Although the development of stamping processing technology has been focused on molds so far, under the current globalization of production plants, it has fallen into the bottleneck of commercial expansion. The lack of local mold technicians overseas has become a problem that cannot be ignored.
Although dies represent a significant cost, the greatest capital investment is in the die-casting machine itself. Once the die is available, it becomes easy to rapidly ramp-up production. Normally, these are produced in small batches. This ability to suddenly increase production rate has been dramatically demonstrated in the challenge to produce ventilators for the Covid-19 pandemic.
There is a tendency to re-produce and produce commodities close to the sales market. The usual business case for production close to the market is the ability to respond quickly to changing markets. Reducing the carbon footprint involved in transporting goods and making the supply chain more resilient are also important drivers.

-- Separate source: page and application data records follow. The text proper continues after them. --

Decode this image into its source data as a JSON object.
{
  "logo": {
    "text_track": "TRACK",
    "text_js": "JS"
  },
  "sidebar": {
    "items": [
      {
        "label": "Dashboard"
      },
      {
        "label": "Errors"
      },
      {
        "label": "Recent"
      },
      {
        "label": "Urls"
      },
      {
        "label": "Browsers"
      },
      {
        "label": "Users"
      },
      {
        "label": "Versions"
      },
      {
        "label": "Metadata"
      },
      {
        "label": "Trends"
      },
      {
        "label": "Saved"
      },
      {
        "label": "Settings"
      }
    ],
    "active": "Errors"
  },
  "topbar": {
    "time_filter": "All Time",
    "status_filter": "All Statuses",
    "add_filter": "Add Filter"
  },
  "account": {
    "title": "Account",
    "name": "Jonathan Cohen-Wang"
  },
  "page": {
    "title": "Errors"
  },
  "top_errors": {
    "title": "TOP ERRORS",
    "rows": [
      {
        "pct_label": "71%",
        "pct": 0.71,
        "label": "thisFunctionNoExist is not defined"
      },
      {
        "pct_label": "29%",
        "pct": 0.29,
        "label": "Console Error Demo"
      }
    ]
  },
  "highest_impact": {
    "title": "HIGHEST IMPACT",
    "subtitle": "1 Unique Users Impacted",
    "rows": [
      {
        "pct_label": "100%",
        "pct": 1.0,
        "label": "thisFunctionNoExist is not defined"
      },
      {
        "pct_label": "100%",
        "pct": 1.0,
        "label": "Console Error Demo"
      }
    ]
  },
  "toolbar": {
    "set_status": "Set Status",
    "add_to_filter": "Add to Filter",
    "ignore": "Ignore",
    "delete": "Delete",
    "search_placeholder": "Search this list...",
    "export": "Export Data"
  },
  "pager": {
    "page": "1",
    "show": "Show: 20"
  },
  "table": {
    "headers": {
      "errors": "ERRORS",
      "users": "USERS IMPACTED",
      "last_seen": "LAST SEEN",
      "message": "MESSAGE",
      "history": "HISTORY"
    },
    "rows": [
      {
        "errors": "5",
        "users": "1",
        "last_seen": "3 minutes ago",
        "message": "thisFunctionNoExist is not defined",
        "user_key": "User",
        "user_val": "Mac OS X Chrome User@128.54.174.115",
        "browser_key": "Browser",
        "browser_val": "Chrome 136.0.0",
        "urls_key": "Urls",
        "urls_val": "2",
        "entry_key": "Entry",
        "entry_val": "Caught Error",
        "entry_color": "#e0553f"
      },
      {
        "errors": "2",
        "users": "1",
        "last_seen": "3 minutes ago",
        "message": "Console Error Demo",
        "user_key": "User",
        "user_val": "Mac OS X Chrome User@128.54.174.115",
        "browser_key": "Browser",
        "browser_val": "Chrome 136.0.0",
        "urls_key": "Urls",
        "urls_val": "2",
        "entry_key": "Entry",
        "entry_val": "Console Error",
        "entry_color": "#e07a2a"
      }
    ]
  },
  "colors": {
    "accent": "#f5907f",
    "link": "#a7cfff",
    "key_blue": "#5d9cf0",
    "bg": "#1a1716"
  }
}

When looking to manufacture your product parts, you may be faced with the choice between using aluminum die casting, sand casting or permanent mold casting as your process. What is the difference between these various processes, and which one is right for you? Read on to learn more.

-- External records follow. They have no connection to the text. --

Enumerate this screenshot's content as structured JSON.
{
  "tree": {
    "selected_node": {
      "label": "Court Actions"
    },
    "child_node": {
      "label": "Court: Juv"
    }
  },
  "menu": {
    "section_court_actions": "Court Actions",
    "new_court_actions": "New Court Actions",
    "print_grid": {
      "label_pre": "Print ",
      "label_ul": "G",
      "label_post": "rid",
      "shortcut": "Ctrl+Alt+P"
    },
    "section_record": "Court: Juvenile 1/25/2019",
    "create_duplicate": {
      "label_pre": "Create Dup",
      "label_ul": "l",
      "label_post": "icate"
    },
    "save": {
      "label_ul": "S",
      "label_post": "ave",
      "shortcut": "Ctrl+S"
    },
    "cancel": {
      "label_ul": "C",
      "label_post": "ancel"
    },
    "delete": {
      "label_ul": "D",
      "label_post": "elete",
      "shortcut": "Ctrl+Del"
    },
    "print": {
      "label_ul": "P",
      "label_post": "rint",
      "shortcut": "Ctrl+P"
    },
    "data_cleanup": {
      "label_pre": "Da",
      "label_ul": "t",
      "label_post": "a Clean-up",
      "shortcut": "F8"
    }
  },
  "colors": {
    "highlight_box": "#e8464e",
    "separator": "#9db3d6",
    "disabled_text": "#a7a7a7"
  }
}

Die casting is a metal casting industry technique, which is characterized by forcing molten metal under high pressure into the film cavity. Membrane chambers are made using two hardened tool steel molds. These molds are machined into a certain shape during processing and work in a similar way to injection molds.